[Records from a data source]
+++++

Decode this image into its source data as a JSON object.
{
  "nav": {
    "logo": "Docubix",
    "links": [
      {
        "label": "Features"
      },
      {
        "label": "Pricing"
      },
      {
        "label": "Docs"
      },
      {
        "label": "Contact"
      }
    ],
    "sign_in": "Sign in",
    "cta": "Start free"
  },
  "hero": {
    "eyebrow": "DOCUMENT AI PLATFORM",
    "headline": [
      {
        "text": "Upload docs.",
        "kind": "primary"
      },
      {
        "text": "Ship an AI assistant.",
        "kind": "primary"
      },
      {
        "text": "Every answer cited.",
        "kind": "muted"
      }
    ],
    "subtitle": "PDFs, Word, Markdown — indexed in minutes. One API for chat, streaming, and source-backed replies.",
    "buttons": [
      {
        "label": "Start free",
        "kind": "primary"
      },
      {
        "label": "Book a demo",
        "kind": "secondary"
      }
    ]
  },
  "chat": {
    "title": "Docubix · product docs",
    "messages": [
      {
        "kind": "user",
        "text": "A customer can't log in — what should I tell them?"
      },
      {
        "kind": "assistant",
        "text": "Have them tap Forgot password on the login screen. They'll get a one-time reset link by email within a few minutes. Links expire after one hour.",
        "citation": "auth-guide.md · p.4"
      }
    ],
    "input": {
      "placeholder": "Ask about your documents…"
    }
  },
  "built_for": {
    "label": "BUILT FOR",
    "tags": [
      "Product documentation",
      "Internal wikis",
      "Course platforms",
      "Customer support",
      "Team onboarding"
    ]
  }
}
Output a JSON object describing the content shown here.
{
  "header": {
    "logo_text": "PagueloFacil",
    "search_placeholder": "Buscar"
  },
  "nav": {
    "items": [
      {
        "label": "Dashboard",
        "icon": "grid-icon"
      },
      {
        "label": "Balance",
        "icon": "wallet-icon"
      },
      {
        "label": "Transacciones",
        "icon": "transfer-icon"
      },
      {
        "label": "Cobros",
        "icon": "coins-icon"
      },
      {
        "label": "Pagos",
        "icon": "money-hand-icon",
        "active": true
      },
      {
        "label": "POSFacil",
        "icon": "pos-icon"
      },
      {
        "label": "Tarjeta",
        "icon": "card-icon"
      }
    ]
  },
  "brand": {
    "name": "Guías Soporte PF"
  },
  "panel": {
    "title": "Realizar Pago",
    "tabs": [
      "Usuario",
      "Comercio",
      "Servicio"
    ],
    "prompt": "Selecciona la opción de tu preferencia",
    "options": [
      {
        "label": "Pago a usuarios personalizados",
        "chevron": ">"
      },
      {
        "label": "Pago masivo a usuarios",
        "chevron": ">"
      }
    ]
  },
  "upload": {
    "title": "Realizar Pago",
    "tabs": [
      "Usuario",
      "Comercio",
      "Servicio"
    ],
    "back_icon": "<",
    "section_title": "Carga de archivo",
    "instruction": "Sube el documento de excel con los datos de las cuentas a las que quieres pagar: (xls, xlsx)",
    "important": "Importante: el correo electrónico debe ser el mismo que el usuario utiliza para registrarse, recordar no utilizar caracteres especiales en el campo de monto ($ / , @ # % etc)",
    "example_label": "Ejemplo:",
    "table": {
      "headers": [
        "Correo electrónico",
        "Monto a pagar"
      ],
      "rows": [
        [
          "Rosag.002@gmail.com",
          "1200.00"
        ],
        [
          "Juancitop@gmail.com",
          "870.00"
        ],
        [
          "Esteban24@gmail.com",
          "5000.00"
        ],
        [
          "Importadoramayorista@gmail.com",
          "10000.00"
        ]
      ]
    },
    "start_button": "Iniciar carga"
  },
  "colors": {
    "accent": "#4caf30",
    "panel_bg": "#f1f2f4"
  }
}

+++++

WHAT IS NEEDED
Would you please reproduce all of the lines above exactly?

EXERCISE OUTPUT
Decode this image into its source data as a JSON object.
{
  "nav": {
    "logo": "Docubix",
    "links": [
      {
        "label": "Features"
      },
      {
        "label": "Pricing"
      },
      {
        "label": "Docs"
      },
      {
        "label": "Contact"
      }
    ],
    "sign_in": "Sign in",
    "cta": "Start free"
  },
  "hero": {
    "eyebrow": "DOCUMENT AI PLATFORM",
    "headline": [
      {
        "text": "Upload docs.",
        "kind": "primary"
      },
      {
        "text": "Ship an AI assistant.",
        "kind": "primary"
      },
      {
        "text": "Every answer cited.",
        "kind": "muted"
      }
    ],
    "subtitle": "PDFs, Word, Markdown — indexed in minutes. One API for chat, streaming, and source-backed replies.",
    "buttons": [
      {
        "label": "Start free",
        "kind": "primary"
      },
      {
        "label": "Book a demo",
        "kind": "secondary"
      }
    ]
  },
  "chat": {
    "title": "Docubix · product docs",
    "messages": [
      {
        "kind": "user",
        "text": "A customer can't log in — what should I tell them?"
      },
      {
        "kind": "assistant",
        "text": "Have them tap Forgot password on the login screen. They'll get a one-time reset link by email within a few minutes. Links expire after one hour.",
        "citation": "auth-guide.md · p.4"
      }
    ],
    "input": {
      "placeholder": "Ask about your documents…"
    }
  },
  "built_for": {
    "label": "BUILT FOR",
    "tags": [
      "Product documentation",
      "Internal wikis",
      "Course platforms",
      "Customer support",
      "Team onboarding"
    ]
  }
}
Output a JSON object describing the content shown here.
{
  "header": {
    "logo_text": "PagueloFacil",
    "search_placeholder": "Buscar"
  },
  "nav": {
    "items": [
      {
        "label": "Dashboard",
        "icon": "grid-icon"
      },
      {
        "label": "Balance",
        "icon": "wallet-icon"
      },
      {
        "label": "Transacciones",
        "icon": "transfer-icon"
      },
      {
        "label": "Cobros",
        "icon": "coins-icon"
      },
      {
        "label": "Pagos",
        "icon": "money-hand-icon",
        "active": true
      },
      {
        "label": "POSFacil",
        "icon": "pos-icon"
      },
      {
        "label": "Tarjeta",
        "icon": "card-icon"
      }
    ]
  },
  "brand": {
    "name": "Guías Soporte PF"
  },
  "panel": {
    "title": "Realizar Pago",
    "tabs": [
      "Usuario",
      "Comercio",
      "Servicio"
    ],
    "prompt": "Selecciona la opción de tu preferencia",
    "options": [
      {
        "label": "Pago a usuarios personalizados",
        "chevron": ">"
      },
      {
        "label": "Pago masivo a usuarios",
        "chevron": ">"
      }
    ]
  },
  "upload": {
    "title": "Realizar Pago",
    "tabs": [
      "Usuario",
      "Comercio",
      "Servicio"
    ],
    "back_icon": "<",
    "section_title": "Carga de archivo",
    "instruction": "Sube el documento de excel con los datos de las cuentas a las que quieres pagar: (xls, xlsx)",
    "important": "Importante: el correo electrónico debe ser el mismo que el usuario utiliza para registrarse, recordar no utilizar caracteres especiales en el campo de monto ($ / , @ # % etc)",
    "example_label": "Ejemplo:",
    "table": {
      "headers": [
        "Correo electrónico",
        "Monto a pagar"
      ],
      "rows": [
        [
          "Rosag.002@gmail.com",
          "1200.00"
        ],
        [
          "Juancitop@gmail.com",
          "870.00"
        ],
        [
          "Esteban24@gmail.com",
          "5000.00"
        ],
        [
          "Importadoramayorista@gmail.com",
          "10000.00"
        ]
      ]
    },
    "start_button": "Iniciar carga"
  },
  "colors": {
    "accent": "#4caf30",
    "panel_bg": "#f1f2f4"
  }
}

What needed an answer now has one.